Task item:
Reproduce, without alteration, every line of the data; exclude the images.

Record set:
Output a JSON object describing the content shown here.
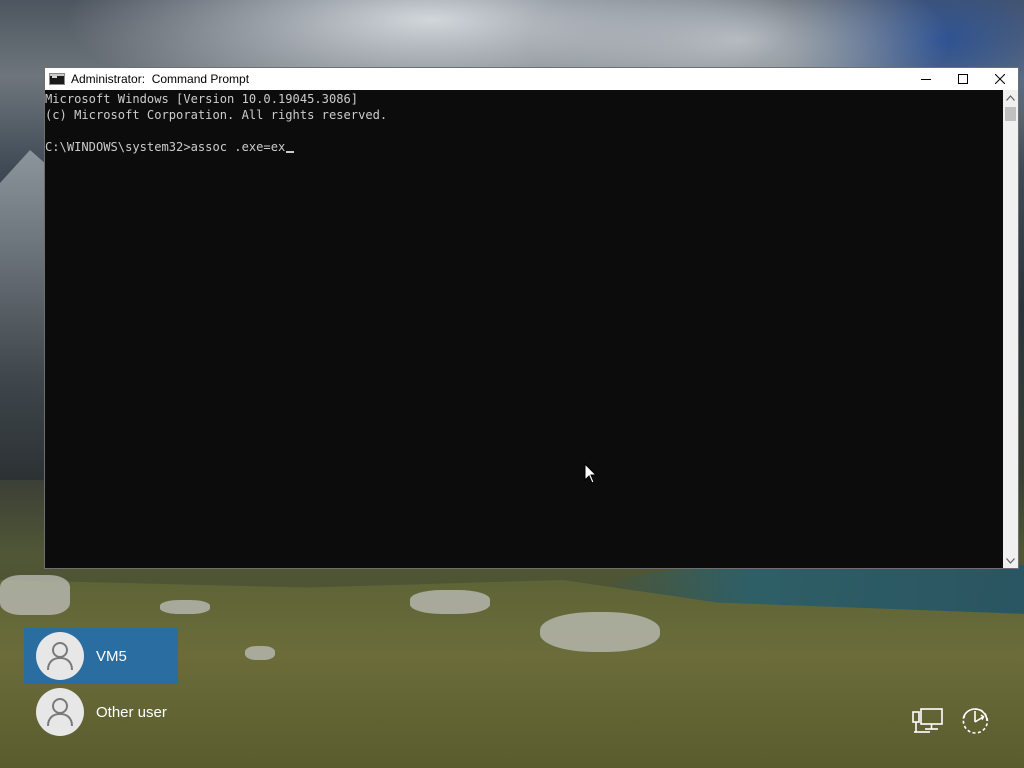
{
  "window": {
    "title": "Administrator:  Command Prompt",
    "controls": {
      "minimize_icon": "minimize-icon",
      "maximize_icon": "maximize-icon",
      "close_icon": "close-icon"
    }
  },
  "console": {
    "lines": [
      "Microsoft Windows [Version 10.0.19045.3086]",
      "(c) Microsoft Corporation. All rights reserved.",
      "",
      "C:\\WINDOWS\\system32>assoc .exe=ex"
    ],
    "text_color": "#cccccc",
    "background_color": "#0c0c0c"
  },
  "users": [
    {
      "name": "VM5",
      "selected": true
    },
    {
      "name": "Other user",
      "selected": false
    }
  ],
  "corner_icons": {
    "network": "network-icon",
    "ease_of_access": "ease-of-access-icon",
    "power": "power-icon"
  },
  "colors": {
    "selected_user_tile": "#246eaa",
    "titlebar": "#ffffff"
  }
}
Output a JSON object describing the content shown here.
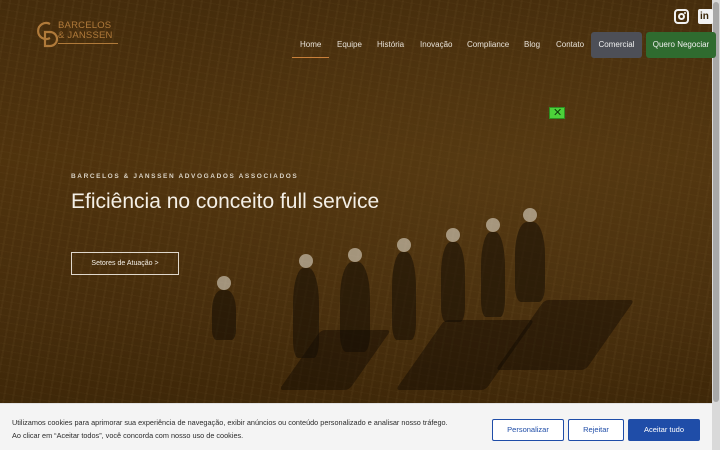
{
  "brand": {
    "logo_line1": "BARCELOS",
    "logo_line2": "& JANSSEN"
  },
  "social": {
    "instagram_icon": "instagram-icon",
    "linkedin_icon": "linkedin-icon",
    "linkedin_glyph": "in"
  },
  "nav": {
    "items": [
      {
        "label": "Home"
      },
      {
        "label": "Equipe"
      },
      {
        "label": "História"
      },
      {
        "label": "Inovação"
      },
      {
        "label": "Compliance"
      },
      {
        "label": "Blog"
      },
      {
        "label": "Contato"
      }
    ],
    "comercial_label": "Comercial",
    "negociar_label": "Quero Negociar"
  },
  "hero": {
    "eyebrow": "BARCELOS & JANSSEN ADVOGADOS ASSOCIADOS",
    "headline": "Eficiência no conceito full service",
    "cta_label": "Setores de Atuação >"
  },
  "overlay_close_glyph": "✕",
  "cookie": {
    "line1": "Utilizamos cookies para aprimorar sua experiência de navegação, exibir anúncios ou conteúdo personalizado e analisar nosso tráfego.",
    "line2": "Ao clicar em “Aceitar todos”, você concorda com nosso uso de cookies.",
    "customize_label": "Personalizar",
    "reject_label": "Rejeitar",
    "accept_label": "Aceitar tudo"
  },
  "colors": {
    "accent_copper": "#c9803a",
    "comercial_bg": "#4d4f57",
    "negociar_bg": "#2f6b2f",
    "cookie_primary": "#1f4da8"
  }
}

Solution for this task:
Output a JSON object describing the content shown here.
{
  "window": {
    "title": "Administrator:  Command Prompt",
    "controls": {
      "minimize_icon": "minimize-icon",
      "maximize_icon": "maximize-icon",
      "close_icon": "close-icon"
    }
  },
  "console": {
    "lines": [
      "Microsoft Windows [Version 10.0.19045.3086]",
      "(c) Microsoft Corporation. All rights reserved.",
      "",
      "C:\\WINDOWS\\system32>assoc .exe=ex"
    ],
    "text_color": "#cccccc",
    "background_color": "#0c0c0c"
  },
  "users": [
    {
      "name": "VM5",
      "selected": true
    },
    {
      "name": "Other user",
      "selected": false
    }
  ],
  "corner_icons": {
    "network": "network-icon",
    "ease_of_access": "ease-of-access-icon",
    "power": "power-icon"
  },
  "colors": {
    "selected_user_tile": "#246eaa",
    "titlebar": "#ffffff"
  }
}
Output a JSON object describing the content shown here.
{
  "brand": {
    "logo_line1": "BARCELOS",
    "logo_line2": "& JANSSEN"
  },
  "social": {
    "instagram_icon": "instagram-icon",
    "linkedin_icon": "linkedin-icon",
    "linkedin_glyph": "in"
  },
  "nav": {
    "items": [
      {
        "label": "Home"
      },
      {
        "label": "Equipe"
      },
      {
        "label": "História"
      },
      {
        "label": "Inovação"
      },
      {
        "label": "Compliance"
      },
      {
        "label": "Blog"
      },
      {
        "label": "Contato"
      }
    ],
    "comercial_label": "Comercial",
    "negociar_label": "Quero Negociar"
  },
  "hero": {
    "eyebrow": "BARCELOS & JANSSEN ADVOGADOS ASSOCIADOS",
    "headline": "Eficiência no conceito full service",
    "cta_label": "Setores de Atuação >"
  },
  "overlay_close_glyph": "✕",
  "cookie": {
    "line1": "Utilizamos cookies para aprimorar sua experiência de navegação, exibir anúncios ou conteúdo personalizado e analisar nosso tráfego.",
    "line2": "Ao clicar em “Aceitar todos”, você concorda com nosso uso de cookies.",
    "customize_label": "Personalizar",
    "reject_label": "Rejeitar",
    "accept_label": "Aceitar tudo"
  },
  "colors": {
    "accent_copper": "#c9803a",
    "comercial_bg": "#4d4f57",
    "negociar_bg": "#2f6b2f",
    "cookie_primary": "#1f4da8"
  }
}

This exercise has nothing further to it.